By the time you read this the Sharpening Tools, Working with Marenakos, Pedestal Building, Learning to Photograph Your Sculpture and the Neolithic Stone Warehouse Tour will have been completed. Coming up in 2014 are two soft stone figurative workshops by Sabah Al-Dhaher. First will be Carving the Face and Head on February 15 and on March 15 will be Carving the Human Figure. In the planning stages are: Basics of Carving Marble, Working Hard stone, Combining Stone and Steel, and River Walks – What’s hidden in the stones you find. There are more workshops that have been proposed and that will be put in place as we find instructors and places to hold them. Speaking of places, a big thank you to Al Mangold, Kentaro Kojima, Rich Hestekind, Ken Barnes, Sabah Al-Dhaher and Carl Nelson for opening their studios.And to Randy Zieber from Neolithic Stone and Scott Hackney from Marenakos for opening their businesses.Thanks to all of you for setting aside the time to welcome NWSSA.

In October, the workshop “Sharpening Tools” was held in Ken Barnes Studio. A full house of new and old carvers got to share Al Mangold’s wisdom of sharpening and tempering steel for tools. Some of the less experienced carvers had the opportunity to ask good questions and received good answers. Questions like, “This 1-inch wide flat tooth chisel, when would I use it in carving?” The answer came in the form of a demonstration where we all get to see: how it is used, the trace of the teeth on a new flat surface, how sharpening makes a big difference and that when carving marble it keeps its edge (unless abused on the corner.)

The first weekend in November, Marenakos hosted “Working with Marenakos as a Sculptor,” There were many faces from all over Puget Sound and many new to Marenakos that registered for this guided tour through their stone yard and fabrication facility. Again, it was the casual questions during the tour that revealed information about the “natural shapes of stone” they harvest, how to work their available stone (Especially basalt and granite). Kentaro was our host and if you ever want anything from Marenakos he will be the NWSSA contact. Rich Hestekind also accompanied the group in the walk thru the yard and his 20 year plus history of working with big and hard stone from Marenakos was invaluable. An example he gave of when to use their fabrication capabilities was in having Marenakos do the “butt” cut – i.e. making a flat cut for the bottom of a large piece. Rich thinks of it as a huge time-saver.
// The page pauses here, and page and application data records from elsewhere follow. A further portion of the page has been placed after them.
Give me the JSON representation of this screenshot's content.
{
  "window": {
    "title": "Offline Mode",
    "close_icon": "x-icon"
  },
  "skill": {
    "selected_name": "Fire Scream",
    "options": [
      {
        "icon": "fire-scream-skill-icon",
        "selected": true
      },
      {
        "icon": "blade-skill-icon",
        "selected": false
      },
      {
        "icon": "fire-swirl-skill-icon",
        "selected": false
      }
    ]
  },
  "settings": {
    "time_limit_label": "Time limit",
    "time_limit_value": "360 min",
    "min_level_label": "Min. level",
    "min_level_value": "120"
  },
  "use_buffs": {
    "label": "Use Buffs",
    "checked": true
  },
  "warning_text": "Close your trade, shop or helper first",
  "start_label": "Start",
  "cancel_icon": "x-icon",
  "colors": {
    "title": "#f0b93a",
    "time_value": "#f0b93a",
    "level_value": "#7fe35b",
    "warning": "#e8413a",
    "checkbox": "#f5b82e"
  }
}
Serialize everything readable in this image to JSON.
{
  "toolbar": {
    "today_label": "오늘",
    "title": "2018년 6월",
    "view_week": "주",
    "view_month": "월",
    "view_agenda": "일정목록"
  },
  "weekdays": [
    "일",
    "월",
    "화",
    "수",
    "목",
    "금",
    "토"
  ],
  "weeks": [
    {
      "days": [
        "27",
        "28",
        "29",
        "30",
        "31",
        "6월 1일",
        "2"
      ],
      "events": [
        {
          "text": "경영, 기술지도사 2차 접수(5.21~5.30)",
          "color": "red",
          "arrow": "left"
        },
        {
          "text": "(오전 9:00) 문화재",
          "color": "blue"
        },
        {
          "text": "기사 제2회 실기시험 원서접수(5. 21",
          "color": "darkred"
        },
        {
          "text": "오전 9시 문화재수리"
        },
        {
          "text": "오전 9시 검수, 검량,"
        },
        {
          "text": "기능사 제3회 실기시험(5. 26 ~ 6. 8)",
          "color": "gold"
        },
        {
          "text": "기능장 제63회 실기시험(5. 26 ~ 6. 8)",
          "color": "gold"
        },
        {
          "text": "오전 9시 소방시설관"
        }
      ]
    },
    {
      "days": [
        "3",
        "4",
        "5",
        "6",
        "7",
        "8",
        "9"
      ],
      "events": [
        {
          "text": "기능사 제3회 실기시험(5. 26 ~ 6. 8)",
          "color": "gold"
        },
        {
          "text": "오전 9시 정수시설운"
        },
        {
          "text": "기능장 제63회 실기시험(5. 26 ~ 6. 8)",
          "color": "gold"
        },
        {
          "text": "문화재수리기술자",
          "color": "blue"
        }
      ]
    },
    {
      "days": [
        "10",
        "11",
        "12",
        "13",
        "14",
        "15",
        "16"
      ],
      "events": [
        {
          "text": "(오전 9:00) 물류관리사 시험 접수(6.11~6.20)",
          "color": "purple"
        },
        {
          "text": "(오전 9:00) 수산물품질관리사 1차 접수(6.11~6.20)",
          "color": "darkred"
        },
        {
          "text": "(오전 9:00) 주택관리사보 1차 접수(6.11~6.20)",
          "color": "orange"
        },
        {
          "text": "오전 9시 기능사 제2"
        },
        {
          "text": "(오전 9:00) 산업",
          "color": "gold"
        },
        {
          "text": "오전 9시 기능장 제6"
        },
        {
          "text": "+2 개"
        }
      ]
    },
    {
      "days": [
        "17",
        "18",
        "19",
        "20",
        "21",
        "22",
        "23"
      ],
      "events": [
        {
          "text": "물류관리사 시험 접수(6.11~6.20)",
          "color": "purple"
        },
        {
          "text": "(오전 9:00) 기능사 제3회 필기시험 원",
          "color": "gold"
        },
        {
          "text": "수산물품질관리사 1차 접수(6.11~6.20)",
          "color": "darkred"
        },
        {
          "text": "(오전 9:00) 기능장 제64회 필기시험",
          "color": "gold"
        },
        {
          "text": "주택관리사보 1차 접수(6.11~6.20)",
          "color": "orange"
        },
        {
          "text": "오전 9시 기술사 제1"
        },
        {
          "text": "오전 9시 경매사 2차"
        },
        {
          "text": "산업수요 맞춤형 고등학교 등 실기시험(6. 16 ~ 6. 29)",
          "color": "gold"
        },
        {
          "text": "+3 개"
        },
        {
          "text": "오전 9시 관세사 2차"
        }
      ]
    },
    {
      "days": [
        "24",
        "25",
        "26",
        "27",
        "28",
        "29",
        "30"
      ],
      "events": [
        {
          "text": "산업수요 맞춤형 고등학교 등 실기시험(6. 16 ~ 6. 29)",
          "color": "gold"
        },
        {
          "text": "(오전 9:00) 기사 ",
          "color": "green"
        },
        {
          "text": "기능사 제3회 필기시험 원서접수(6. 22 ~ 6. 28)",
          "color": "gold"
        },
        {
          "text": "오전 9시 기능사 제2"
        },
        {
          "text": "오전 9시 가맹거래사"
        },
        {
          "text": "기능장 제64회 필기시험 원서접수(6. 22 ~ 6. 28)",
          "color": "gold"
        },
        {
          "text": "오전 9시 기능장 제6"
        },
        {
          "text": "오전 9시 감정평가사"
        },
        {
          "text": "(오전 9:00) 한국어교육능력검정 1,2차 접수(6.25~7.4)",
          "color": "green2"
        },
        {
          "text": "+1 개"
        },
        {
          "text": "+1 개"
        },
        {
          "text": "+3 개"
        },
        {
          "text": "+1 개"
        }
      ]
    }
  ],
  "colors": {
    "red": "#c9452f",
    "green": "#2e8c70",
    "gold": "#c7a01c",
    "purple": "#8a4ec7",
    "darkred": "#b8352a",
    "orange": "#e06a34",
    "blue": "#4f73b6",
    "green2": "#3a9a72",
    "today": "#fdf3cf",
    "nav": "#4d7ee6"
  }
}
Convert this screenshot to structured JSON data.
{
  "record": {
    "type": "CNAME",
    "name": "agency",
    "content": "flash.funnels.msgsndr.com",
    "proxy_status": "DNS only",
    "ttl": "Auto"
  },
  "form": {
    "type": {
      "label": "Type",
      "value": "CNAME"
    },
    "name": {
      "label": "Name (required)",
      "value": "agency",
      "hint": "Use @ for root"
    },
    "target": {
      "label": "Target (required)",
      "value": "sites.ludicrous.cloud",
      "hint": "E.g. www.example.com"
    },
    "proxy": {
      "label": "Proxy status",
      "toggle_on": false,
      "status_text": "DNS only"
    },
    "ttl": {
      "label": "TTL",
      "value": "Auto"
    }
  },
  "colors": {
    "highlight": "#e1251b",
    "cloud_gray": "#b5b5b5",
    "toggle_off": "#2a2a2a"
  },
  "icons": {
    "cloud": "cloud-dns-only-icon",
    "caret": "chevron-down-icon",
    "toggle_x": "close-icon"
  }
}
After these two workshops I asked Lisa Svircic, a new NWSSA member to comment about her experience and here is what she said:

“As someone who is new to NWSSA and fairly new to sculpting, the workshops I've attended have been very helpful and encouraging. NWSSA members are fun and welcoming people with a ton of knowledge that is freely shared and this makes these workshops so invaluable to sculptors of all skill levels. It's nice to have the opportunity to learn from more experienced artists who encourage you to ask questions and expand your skills.”

If you know someone who is interested learning more about stone carving, these workshops would be good for them to attend, but even us older crusty carvers can get something out of them as Pat Barton said, “There is always something new to learn! There are things that I have forgotten, and things that I needed to be reminded of. These workshops have done that, and allowed me to meet new people and talk with friends that I don't see that often.”